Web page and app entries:
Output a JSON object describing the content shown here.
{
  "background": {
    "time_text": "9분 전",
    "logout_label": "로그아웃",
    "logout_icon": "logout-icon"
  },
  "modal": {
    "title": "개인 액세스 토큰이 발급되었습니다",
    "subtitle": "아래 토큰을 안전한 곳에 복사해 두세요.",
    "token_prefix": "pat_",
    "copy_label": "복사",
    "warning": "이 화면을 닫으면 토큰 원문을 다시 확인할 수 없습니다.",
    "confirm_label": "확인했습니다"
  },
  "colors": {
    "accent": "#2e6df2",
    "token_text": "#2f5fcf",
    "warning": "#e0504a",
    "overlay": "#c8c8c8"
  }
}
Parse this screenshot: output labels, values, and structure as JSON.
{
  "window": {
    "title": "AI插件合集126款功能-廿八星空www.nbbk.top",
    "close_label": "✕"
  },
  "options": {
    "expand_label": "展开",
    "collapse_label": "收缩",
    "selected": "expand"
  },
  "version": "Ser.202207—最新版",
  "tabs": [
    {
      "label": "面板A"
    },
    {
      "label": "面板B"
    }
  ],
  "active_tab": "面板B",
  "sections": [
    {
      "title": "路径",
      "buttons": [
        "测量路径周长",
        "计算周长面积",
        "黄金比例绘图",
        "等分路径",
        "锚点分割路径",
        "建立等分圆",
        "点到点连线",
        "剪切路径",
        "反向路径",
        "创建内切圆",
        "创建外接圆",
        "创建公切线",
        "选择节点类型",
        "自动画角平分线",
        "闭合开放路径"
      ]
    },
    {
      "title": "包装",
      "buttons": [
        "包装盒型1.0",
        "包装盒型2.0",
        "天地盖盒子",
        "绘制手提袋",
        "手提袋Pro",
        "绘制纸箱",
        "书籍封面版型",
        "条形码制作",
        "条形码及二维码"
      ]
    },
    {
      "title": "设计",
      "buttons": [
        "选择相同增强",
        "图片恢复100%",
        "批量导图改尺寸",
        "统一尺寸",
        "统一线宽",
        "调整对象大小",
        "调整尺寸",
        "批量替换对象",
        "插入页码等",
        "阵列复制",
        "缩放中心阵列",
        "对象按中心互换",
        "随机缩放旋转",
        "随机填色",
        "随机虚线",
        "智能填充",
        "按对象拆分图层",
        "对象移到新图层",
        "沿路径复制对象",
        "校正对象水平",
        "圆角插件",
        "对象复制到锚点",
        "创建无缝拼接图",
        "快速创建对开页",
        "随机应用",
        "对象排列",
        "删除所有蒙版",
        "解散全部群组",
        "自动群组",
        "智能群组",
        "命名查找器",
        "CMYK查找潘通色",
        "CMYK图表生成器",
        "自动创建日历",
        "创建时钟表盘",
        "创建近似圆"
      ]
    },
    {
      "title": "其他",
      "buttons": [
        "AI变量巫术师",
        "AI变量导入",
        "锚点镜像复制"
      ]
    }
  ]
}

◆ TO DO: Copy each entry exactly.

◆ SOLUTION TO THE PROBLEM:
Output a JSON object describing the content shown here.
{
  "background": {
    "time_text": "9분 전",
    "logout_label": "로그아웃",
    "logout_icon": "logout-icon"
  },
  "modal": {
    "title": "개인 액세스 토큰이 발급되었습니다",
    "subtitle": "아래 토큰을 안전한 곳에 복사해 두세요.",
    "token_prefix": "pat_",
    "copy_label": "복사",
    "warning": "이 화면을 닫으면 토큰 원문을 다시 확인할 수 없습니다.",
    "confirm_label": "확인했습니다"
  },
  "colors": {
    "accent": "#2e6df2",
    "token_text": "#2f5fcf",
    "warning": "#e0504a",
    "overlay": "#c8c8c8"
  }
}
Parse this screenshot: output labels, values, and structure as JSON.
{
  "window": {
    "title": "AI插件合集126款功能-廿八星空www.nbbk.top",
    "close_label": "✕"
  },
  "options": {
    "expand_label": "展开",
    "collapse_label": "收缩",
    "selected": "expand"
  },
  "version": "Ser.202207—最新版",
  "tabs": [
    {
      "label": "面板A"
    },
    {
      "label": "面板B"
    }
  ],
  "active_tab": "面板B",
  "sections": [
    {
      "title": "路径",
      "buttons": [
        "测量路径周长",
        "计算周长面积",
        "黄金比例绘图",
        "等分路径",
        "锚点分割路径",
        "建立等分圆",
        "点到点连线",
        "剪切路径",
        "反向路径",
        "创建内切圆",
        "创建外接圆",
        "创建公切线",
        "选择节点类型",
        "自动画角平分线",
        "闭合开放路径"
      ]
    },
    {
      "title": "包装",
      "buttons": [
        "包装盒型1.0",
        "包装盒型2.0",
        "天地盖盒子",
        "绘制手提袋",
        "手提袋Pro",
        "绘制纸箱",
        "书籍封面版型",
        "条形码制作",
        "条形码及二维码"
      ]
    },
    {
      "title": "设计",
      "buttons": [
        "选择相同增强",
        "图片恢复100%",
        "批量导图改尺寸",
        "统一尺寸",
        "统一线宽",
        "调整对象大小",
        "调整尺寸",
        "批量替换对象",
        "插入页码等",
        "阵列复制",
        "缩放中心阵列",
        "对象按中心互换",
        "随机缩放旋转",
        "随机填色",
        "随机虚线",
        "智能填充",
        "按对象拆分图层",
        "对象移到新图层",
        "沿路径复制对象",
        "校正对象水平",
        "圆角插件",
        "对象复制到锚点",
        "创建无缝拼接图",
        "快速创建对开页",
        "随机应用",
        "对象排列",
        "删除所有蒙版",
        "解散全部群组",
        "自动群组",
        "智能群组",
        "命名查找器",
        "CMYK查找潘通色",
        "CMYK图表生成器",
        "自动创建日历",
        "创建时钟表盘",
        "创建近似圆"
      ]
    },
    {
      "title": "其他",
      "buttons": [
        "AI变量巫术师",
        "AI变量导入",
        "锚点镜像复制"
      ]
    }
  ]
}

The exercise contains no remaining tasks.